┌──
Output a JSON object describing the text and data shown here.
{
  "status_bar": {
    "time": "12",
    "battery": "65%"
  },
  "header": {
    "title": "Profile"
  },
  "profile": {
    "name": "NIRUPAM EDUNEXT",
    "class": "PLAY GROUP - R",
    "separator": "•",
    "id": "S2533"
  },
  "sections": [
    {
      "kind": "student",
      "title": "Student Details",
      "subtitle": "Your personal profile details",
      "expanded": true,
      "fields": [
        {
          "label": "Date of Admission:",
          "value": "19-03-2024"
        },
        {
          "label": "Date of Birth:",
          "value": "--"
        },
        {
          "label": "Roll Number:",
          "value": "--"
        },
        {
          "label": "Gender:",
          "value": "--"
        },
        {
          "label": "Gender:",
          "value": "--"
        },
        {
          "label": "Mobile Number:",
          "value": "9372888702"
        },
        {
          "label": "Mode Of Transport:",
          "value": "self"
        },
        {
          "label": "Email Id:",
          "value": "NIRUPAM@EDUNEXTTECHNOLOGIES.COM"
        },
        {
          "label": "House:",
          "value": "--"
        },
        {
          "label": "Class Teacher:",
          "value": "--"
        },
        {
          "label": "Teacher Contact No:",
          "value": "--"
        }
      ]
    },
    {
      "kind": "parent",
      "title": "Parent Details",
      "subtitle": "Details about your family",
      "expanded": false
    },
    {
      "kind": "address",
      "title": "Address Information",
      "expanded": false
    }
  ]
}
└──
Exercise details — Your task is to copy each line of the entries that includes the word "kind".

Written answer —
      "kind": "student",
      "kind": "parent",
      "kind": "address",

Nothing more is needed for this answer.